- **What to work on**: Copy every line of the following data that includes the string "build".

- **Records excerpted from a collection**:

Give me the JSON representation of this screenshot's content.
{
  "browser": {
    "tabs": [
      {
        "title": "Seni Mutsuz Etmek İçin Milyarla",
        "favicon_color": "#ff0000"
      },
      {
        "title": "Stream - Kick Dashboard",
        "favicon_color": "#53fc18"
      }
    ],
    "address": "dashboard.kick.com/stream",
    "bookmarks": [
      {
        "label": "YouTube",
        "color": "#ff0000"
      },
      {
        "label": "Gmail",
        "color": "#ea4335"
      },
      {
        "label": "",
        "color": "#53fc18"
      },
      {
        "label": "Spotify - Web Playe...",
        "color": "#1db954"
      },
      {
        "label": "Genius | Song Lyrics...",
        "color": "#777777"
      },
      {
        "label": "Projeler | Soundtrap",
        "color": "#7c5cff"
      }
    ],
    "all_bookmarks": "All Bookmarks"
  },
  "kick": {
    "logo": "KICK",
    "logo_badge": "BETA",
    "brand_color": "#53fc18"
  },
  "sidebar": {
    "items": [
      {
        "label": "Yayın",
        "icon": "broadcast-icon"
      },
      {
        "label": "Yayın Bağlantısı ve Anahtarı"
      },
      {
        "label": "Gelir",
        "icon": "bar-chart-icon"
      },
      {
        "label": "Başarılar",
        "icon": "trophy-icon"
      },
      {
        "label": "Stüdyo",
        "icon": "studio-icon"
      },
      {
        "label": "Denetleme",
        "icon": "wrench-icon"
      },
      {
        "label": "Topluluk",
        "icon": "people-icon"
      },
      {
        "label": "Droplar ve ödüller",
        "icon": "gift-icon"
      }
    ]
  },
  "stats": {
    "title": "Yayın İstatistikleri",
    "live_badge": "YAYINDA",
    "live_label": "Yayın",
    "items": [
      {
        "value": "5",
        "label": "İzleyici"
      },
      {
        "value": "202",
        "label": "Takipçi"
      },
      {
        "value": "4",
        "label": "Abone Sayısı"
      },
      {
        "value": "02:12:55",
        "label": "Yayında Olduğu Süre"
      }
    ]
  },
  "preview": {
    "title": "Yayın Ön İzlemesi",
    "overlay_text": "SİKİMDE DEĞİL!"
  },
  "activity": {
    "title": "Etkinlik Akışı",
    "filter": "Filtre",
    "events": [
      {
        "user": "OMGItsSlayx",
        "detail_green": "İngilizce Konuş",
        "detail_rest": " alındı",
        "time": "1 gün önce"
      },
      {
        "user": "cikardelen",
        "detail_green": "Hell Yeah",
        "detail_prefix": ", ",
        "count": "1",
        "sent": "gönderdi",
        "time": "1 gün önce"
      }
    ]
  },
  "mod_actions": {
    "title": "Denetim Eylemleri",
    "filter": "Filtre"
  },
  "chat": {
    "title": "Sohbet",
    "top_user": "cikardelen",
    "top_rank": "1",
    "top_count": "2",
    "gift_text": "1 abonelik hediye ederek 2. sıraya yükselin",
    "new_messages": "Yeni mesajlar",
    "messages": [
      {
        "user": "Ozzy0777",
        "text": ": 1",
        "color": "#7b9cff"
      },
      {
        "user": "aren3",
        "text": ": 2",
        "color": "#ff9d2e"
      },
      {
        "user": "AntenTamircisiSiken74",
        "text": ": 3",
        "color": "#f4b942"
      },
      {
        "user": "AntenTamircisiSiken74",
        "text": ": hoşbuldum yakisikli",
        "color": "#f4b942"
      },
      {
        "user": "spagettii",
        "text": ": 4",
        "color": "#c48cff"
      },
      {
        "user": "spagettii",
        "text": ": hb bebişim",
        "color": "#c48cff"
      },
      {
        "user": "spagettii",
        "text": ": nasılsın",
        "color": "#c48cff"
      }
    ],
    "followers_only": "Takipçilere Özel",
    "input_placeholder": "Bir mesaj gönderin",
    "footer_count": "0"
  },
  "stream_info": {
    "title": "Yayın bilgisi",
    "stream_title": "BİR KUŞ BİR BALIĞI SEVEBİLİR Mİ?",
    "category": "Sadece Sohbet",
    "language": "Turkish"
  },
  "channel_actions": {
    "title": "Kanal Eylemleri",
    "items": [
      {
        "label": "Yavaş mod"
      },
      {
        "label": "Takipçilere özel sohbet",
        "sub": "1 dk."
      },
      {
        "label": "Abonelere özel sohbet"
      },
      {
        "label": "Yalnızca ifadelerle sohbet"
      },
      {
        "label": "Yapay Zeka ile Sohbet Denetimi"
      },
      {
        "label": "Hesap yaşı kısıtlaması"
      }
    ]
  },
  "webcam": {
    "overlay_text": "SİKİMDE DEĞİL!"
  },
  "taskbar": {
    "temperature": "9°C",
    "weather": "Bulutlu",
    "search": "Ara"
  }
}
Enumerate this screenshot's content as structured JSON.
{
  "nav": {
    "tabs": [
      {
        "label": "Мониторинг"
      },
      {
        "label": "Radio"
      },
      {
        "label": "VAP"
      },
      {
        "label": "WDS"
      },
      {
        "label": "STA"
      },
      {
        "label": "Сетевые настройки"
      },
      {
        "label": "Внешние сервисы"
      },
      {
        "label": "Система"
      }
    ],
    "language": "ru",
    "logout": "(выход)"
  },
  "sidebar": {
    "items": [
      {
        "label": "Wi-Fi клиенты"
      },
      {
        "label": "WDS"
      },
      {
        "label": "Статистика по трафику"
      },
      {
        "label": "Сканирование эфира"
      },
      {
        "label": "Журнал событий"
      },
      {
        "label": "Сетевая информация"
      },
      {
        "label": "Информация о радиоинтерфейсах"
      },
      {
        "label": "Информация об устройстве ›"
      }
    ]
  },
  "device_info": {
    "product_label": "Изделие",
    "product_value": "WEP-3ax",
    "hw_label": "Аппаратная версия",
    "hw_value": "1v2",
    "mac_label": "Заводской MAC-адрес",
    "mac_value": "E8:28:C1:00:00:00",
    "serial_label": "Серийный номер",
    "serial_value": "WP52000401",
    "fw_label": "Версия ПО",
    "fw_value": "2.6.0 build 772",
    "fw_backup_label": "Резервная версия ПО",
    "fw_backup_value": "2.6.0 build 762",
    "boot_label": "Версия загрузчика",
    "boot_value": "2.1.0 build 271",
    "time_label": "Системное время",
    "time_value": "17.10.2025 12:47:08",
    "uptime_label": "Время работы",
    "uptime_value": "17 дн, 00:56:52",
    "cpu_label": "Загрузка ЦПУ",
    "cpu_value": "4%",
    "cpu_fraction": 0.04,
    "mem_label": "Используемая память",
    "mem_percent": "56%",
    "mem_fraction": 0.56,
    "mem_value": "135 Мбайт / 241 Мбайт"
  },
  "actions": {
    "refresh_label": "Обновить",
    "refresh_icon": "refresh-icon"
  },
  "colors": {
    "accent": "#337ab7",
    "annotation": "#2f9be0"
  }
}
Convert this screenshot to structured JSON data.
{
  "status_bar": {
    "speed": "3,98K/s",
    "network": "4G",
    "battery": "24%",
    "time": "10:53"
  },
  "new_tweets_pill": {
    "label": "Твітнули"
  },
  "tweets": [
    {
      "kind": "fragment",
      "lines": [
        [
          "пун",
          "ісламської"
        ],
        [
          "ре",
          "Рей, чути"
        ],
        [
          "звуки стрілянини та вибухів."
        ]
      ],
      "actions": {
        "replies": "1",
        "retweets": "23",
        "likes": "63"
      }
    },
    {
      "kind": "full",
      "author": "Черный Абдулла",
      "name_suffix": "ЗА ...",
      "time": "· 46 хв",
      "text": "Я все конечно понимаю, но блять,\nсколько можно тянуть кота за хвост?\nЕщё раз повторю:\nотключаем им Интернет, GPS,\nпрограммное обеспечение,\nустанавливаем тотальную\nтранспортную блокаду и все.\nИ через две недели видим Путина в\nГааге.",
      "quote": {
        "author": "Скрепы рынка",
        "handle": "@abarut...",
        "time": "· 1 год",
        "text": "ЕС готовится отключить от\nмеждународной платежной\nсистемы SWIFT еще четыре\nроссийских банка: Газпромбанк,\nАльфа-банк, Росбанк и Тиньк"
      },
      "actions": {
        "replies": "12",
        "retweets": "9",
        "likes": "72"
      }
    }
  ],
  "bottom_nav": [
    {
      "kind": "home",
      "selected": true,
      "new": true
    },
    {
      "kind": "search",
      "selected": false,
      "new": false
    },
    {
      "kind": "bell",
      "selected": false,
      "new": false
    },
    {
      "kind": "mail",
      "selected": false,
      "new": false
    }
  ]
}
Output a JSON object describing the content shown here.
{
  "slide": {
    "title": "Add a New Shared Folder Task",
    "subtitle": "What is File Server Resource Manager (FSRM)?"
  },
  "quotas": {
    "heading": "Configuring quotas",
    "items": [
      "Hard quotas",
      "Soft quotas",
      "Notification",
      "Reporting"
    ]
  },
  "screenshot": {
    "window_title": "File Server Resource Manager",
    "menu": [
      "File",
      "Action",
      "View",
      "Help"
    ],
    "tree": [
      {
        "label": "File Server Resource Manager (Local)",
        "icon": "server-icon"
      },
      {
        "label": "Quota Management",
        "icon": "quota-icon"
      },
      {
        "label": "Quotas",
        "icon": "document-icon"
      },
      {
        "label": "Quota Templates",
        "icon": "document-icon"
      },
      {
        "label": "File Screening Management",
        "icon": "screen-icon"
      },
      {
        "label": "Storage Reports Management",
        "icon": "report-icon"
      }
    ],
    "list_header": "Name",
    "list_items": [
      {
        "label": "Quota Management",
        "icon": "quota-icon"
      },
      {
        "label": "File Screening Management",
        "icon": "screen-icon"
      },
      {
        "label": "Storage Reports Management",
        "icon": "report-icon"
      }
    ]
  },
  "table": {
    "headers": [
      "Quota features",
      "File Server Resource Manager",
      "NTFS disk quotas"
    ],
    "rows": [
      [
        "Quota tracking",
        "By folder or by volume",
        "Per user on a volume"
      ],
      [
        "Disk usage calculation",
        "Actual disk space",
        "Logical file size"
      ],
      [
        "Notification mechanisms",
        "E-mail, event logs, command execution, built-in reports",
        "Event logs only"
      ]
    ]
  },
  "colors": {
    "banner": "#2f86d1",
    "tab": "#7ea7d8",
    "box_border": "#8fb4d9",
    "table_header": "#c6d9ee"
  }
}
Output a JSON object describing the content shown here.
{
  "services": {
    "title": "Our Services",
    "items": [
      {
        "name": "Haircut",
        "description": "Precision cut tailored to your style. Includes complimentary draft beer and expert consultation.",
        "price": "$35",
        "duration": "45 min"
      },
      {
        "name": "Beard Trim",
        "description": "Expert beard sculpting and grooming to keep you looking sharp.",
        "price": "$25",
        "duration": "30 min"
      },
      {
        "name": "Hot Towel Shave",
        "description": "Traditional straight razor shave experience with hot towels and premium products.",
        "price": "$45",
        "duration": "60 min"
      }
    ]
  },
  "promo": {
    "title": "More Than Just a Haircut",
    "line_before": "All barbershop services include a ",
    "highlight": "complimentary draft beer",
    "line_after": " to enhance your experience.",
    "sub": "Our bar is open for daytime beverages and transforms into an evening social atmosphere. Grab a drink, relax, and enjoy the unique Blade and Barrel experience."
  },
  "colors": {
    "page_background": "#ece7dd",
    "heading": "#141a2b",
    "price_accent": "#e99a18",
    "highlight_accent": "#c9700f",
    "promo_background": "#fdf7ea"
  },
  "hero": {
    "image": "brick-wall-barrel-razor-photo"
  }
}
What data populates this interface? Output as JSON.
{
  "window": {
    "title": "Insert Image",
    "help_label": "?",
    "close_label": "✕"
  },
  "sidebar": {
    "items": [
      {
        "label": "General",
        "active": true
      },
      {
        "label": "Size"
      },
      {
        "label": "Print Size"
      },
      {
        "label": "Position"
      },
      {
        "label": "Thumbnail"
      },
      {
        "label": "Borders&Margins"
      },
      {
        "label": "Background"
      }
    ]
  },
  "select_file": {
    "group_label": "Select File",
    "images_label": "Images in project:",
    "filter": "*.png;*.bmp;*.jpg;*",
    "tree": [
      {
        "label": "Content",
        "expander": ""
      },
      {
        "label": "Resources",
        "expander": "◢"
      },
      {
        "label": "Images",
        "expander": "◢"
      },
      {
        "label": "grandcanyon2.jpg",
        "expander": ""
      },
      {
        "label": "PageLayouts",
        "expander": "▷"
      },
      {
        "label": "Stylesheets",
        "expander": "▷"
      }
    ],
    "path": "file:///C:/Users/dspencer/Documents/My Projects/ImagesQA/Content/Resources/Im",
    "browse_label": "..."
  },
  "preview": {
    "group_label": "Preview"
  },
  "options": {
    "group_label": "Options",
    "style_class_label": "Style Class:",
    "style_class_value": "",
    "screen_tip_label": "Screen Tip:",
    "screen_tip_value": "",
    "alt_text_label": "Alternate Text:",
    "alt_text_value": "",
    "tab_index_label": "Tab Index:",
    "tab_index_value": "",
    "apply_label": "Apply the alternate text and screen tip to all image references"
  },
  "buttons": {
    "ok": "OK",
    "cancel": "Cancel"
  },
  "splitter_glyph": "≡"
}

- **Answer for the task**:
    "fw_value": "2.6.0 build 772",
    "fw_backup_value": "2.6.0 build 762",
    "boot_value": "2.1.0 build 271",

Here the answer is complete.